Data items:
···

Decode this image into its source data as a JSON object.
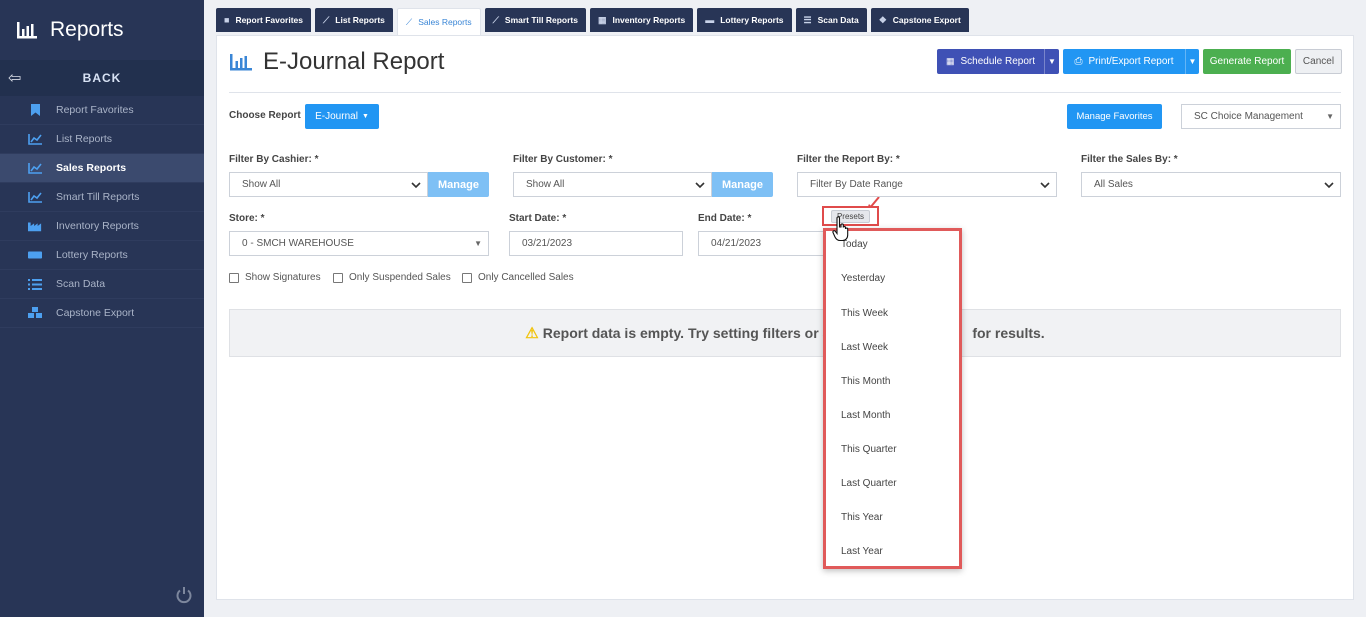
{
  "sidebar": {
    "title": "Reports",
    "back_label": "BACK",
    "items": [
      {
        "label": "Report Favorites",
        "icon": "bookmark-icon"
      },
      {
        "label": "List Reports",
        "icon": "line-chart-icon"
      },
      {
        "label": "Sales Reports",
        "icon": "line-chart-icon",
        "active": true
      },
      {
        "label": "Smart Till Reports",
        "icon": "line-chart-icon"
      },
      {
        "label": "Inventory Reports",
        "icon": "factory-icon"
      },
      {
        "label": "Lottery Reports",
        "icon": "ticket-icon"
      },
      {
        "label": "Scan Data",
        "icon": "list-icon"
      },
      {
        "label": "Capstone Export",
        "icon": "cubes-icon"
      }
    ]
  },
  "tabs": [
    {
      "label": "Report Favorites",
      "icon": "bookmark-icon"
    },
    {
      "label": "List Reports",
      "icon": "line-chart-icon"
    },
    {
      "label": "Sales Reports",
      "icon": "line-chart-icon",
      "active": true
    },
    {
      "label": "Smart Till Reports",
      "icon": "line-chart-icon"
    },
    {
      "label": "Inventory Reports",
      "icon": "factory-icon"
    },
    {
      "label": "Lottery Reports",
      "icon": "ticket-icon"
    },
    {
      "label": "Scan Data",
      "icon": "list-icon"
    },
    {
      "label": "Capstone Export",
      "icon": "cubes-icon"
    }
  ],
  "page": {
    "title": "E-Journal Report",
    "buttons": {
      "schedule": "Schedule Report",
      "print_export": "Print/Export Report",
      "generate": "Generate Report",
      "cancel": "Cancel",
      "manage_favorites": "Manage Favorites"
    },
    "choose_report_label": "Choose Report",
    "choose_report_value": "E-Journal",
    "company": "SC Choice Management"
  },
  "filters": {
    "cashier": {
      "label": "Filter By Cashier: *",
      "value": "Show All",
      "manage": "Manage"
    },
    "customer": {
      "label": "Filter By Customer: *",
      "value": "Show All",
      "manage": "Manage"
    },
    "report_by": {
      "label": "Filter the Report By: *",
      "value": "Filter By Date Range"
    },
    "sales_by": {
      "label": "Filter the Sales By: *",
      "value": "All Sales"
    },
    "store": {
      "label": "Store: *",
      "value": "0 - SMCH WAREHOUSE"
    },
    "start_date": {
      "label": "Start Date: *",
      "value": "03/21/2023"
    },
    "end_date": {
      "label": "End Date: *",
      "value": "04/21/2023"
    }
  },
  "checkboxes": {
    "signatures": "Show Signatures",
    "suspended": "Only Suspended Sales",
    "cancelled": "Only Cancelled Sales"
  },
  "empty_message": {
    "left": "Report data is empty. Try setting filters or a",
    "right": "for results."
  },
  "presets": {
    "button": "Presets",
    "options": [
      "Today",
      "Yesterday",
      "This Week",
      "Last Week",
      "This Month",
      "Last Month",
      "This Quarter",
      "Last Quarter",
      "This Year",
      "Last Year"
    ]
  },
  "colors": {
    "sidebar_bg": "#283556",
    "accent_blue": "#2196f3",
    "schedule_purple": "#3f51b5",
    "generate_green": "#4caf50",
    "highlight_red": "#e05a5a"
  }
}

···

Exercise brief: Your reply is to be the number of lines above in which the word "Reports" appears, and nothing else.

Solution: 11